• **SUPPLIED DATA**
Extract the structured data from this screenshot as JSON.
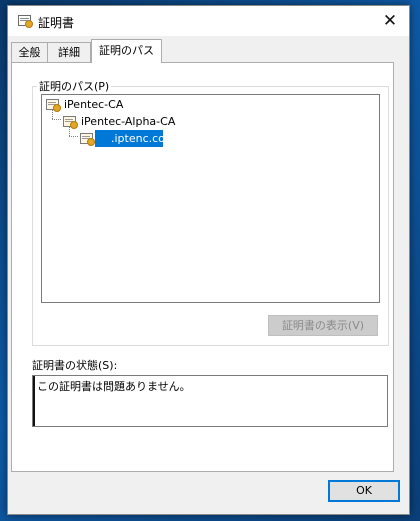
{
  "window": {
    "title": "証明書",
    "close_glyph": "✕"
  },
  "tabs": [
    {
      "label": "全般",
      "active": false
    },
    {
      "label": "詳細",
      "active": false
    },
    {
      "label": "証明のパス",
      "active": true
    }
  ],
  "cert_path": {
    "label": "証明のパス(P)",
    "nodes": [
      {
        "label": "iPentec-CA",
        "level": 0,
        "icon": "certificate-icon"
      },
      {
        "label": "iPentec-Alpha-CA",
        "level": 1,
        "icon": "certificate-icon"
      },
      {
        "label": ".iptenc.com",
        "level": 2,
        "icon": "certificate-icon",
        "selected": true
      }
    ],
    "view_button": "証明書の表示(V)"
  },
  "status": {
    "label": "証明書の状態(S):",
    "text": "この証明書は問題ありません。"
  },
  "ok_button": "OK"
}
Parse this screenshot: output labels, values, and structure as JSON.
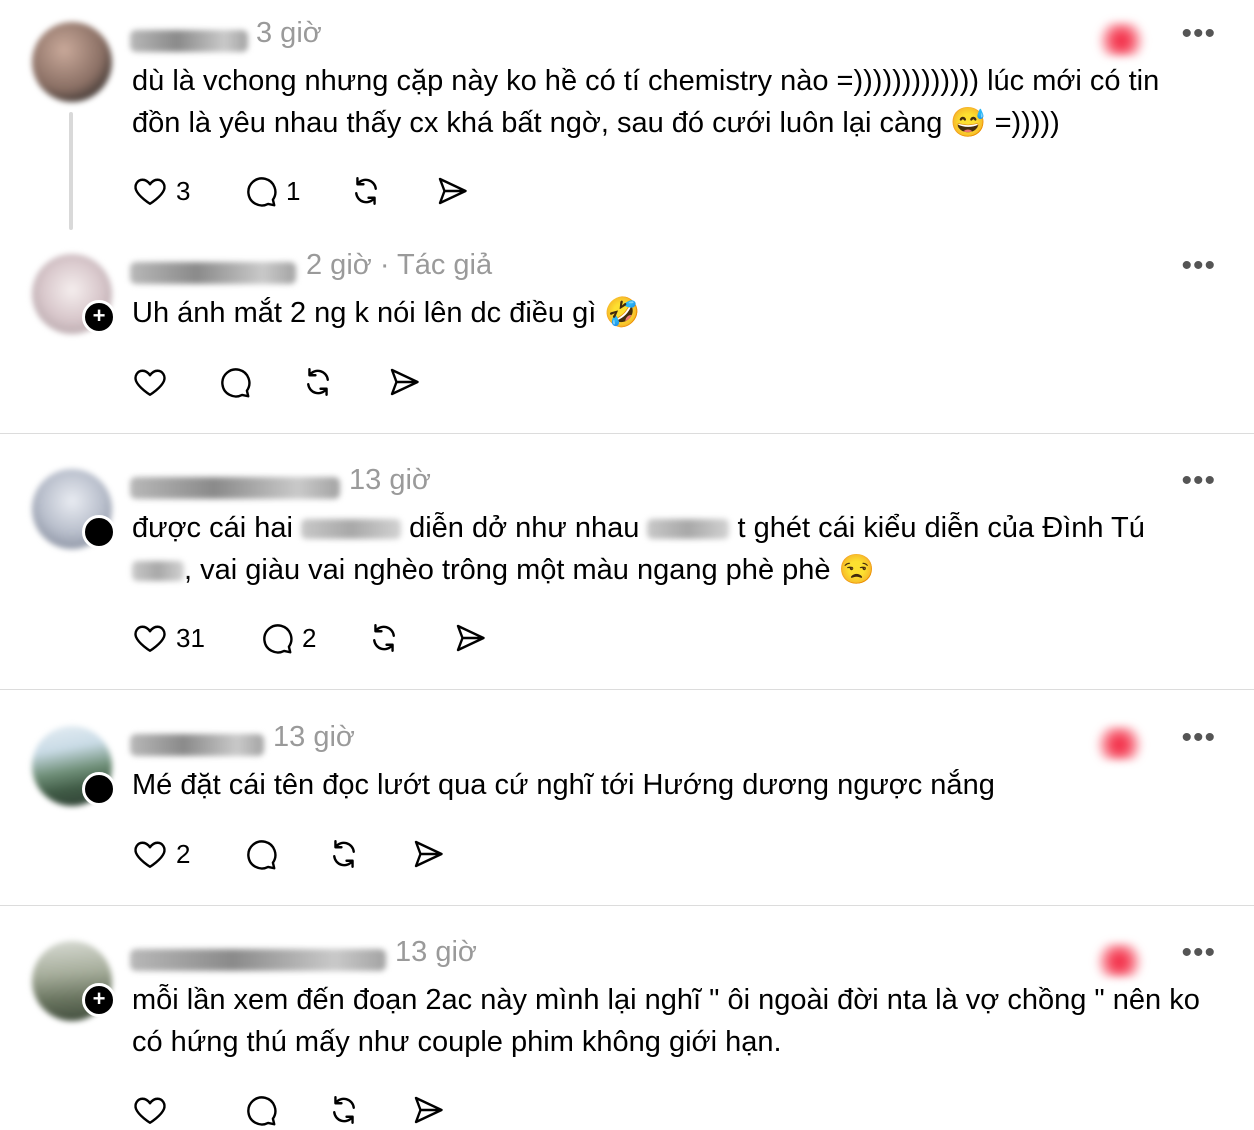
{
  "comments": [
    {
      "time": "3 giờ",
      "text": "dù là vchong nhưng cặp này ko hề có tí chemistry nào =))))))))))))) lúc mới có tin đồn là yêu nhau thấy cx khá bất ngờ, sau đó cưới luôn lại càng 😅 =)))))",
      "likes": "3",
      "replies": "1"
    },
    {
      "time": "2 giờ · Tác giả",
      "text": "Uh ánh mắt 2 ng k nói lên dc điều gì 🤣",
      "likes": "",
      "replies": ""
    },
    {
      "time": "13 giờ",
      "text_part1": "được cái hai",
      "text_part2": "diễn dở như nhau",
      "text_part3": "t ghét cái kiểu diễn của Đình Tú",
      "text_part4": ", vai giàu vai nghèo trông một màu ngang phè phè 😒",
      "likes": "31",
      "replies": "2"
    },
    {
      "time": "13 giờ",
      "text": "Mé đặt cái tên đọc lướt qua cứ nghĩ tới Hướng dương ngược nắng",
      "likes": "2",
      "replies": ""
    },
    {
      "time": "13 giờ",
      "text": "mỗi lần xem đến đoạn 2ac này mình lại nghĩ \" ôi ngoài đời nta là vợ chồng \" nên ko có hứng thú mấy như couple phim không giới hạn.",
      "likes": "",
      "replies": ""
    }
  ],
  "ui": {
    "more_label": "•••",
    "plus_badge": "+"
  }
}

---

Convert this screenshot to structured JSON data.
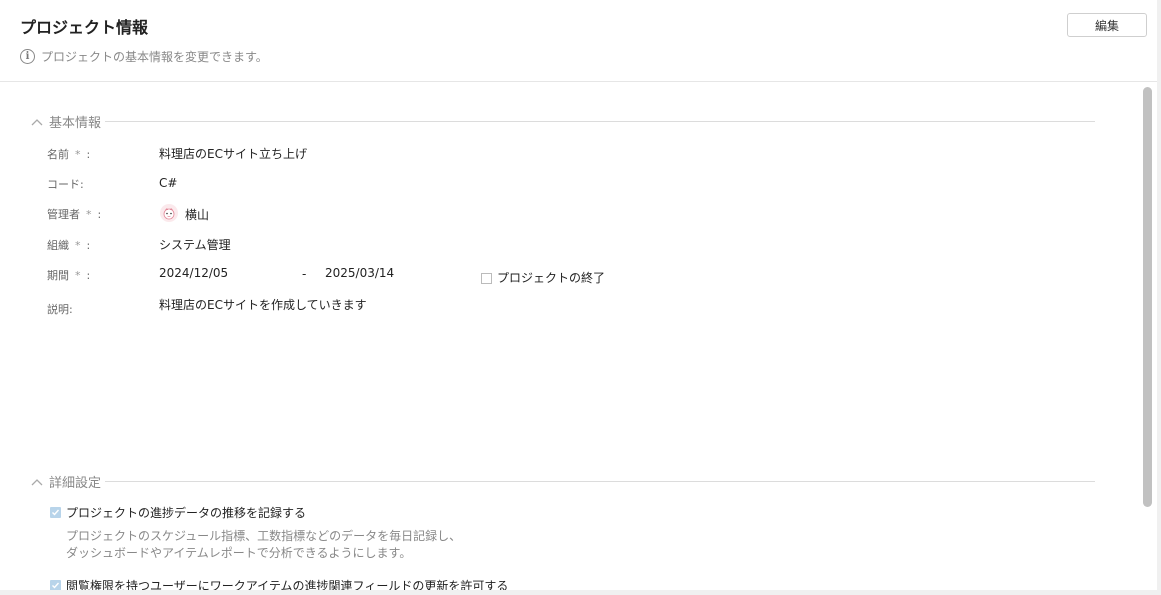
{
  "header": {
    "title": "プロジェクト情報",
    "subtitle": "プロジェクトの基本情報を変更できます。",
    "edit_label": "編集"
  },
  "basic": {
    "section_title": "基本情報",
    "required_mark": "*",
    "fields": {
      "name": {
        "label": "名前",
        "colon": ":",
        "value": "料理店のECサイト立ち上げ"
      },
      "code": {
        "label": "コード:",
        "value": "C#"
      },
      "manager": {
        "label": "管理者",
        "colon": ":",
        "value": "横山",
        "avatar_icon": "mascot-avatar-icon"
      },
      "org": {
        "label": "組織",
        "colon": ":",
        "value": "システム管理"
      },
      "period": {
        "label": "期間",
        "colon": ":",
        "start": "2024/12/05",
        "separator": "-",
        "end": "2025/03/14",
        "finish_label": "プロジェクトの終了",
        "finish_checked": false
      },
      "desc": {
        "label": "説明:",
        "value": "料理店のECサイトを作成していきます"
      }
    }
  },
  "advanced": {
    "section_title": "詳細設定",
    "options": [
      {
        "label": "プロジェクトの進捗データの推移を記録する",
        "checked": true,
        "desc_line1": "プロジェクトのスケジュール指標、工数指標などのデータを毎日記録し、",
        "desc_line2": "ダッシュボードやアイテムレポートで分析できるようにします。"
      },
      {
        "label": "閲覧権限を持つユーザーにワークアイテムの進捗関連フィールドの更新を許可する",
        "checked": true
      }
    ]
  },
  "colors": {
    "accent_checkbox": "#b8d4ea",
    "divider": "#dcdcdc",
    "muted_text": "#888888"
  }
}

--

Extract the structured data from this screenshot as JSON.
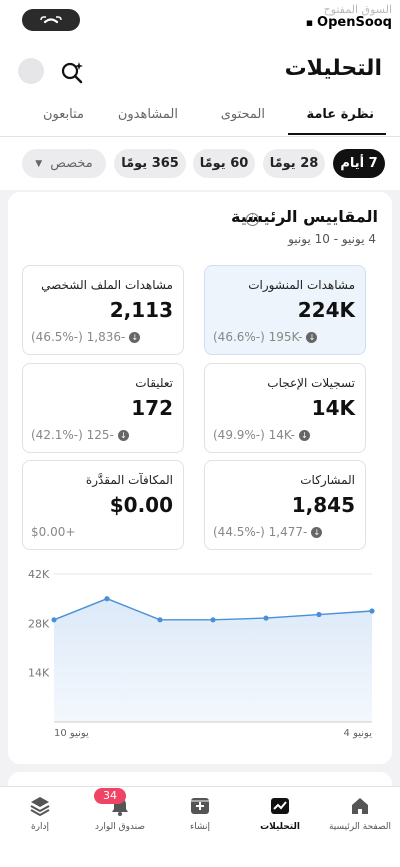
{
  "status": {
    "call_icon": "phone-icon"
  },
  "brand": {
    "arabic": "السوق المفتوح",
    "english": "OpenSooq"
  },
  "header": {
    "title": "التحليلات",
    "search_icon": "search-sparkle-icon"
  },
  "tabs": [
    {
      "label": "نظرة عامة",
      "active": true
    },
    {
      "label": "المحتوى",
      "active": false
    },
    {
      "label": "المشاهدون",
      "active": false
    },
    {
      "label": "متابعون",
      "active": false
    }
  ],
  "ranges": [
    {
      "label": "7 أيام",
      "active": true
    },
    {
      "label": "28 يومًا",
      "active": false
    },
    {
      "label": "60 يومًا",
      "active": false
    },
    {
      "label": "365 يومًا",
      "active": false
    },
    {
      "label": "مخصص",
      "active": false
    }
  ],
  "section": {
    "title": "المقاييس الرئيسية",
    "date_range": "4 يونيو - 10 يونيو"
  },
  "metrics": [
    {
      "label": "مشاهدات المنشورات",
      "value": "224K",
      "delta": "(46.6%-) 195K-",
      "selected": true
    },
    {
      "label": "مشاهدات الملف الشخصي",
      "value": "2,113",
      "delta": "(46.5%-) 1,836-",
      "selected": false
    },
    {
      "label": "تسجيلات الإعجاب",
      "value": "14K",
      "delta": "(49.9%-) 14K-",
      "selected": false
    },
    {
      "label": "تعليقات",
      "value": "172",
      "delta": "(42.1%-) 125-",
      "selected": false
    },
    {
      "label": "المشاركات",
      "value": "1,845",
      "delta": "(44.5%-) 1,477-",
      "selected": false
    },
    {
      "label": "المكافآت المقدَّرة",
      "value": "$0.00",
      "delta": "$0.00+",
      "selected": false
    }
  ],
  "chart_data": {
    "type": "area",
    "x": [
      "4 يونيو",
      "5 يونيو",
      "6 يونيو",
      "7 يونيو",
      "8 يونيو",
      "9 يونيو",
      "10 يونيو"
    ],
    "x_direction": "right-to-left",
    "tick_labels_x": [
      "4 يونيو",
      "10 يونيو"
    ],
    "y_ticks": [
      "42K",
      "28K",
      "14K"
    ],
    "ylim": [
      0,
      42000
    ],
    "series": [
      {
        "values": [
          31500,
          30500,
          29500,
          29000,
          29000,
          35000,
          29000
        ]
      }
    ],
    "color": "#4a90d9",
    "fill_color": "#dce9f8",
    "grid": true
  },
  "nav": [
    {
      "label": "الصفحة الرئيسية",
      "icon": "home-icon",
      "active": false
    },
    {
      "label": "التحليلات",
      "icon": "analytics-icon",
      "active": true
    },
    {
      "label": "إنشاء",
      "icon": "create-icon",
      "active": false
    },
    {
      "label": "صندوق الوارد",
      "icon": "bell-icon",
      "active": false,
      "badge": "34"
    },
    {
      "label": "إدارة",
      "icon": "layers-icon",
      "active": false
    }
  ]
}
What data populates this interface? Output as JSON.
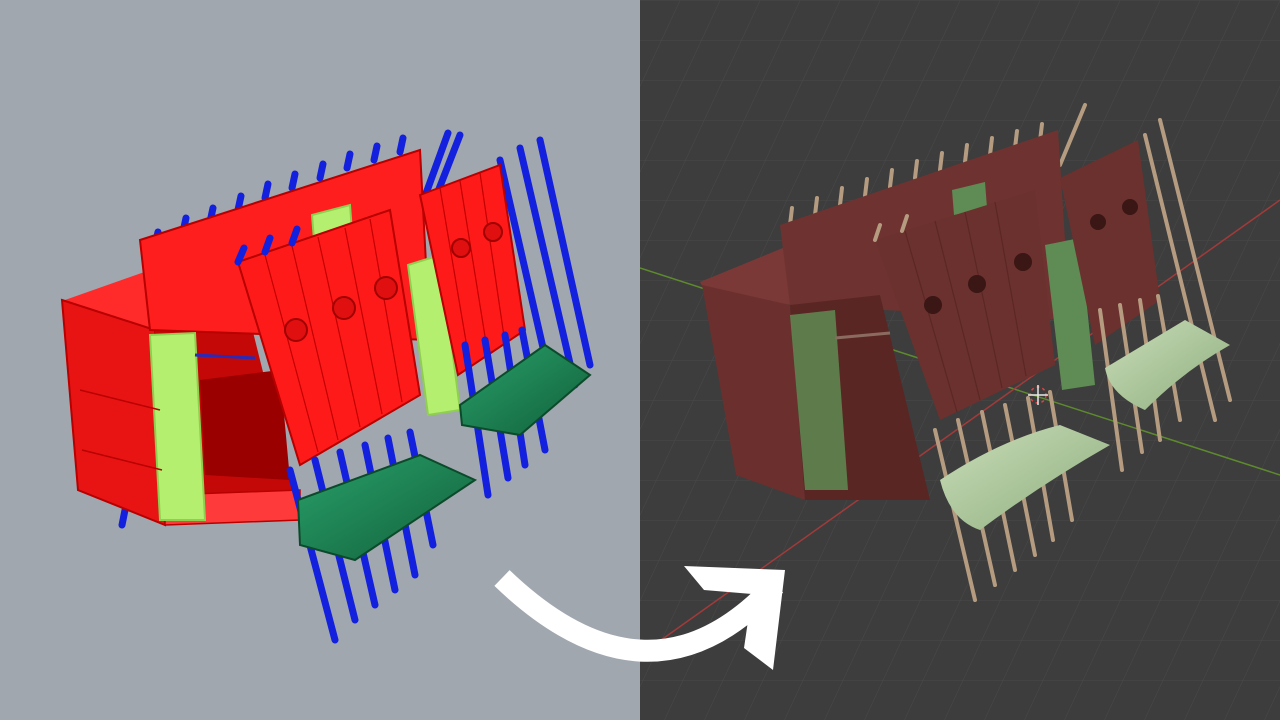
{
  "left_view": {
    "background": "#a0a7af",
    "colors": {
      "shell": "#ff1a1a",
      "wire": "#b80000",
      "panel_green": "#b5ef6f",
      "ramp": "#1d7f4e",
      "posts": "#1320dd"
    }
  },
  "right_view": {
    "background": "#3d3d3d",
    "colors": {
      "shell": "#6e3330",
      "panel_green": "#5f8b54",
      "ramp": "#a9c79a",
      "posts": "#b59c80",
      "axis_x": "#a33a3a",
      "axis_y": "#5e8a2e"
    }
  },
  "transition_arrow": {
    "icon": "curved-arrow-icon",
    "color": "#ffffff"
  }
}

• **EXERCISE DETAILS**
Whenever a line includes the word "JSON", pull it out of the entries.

• **REPLY**
Extract the structured data from this screenshot as JSON.
Parse this screenshot: output labels, values, and structure as JSON.
Convert this screenshot to structured JSON data.
Extract the structured data from this screenshot as JSON.
What data populates this interface? Output as JSON.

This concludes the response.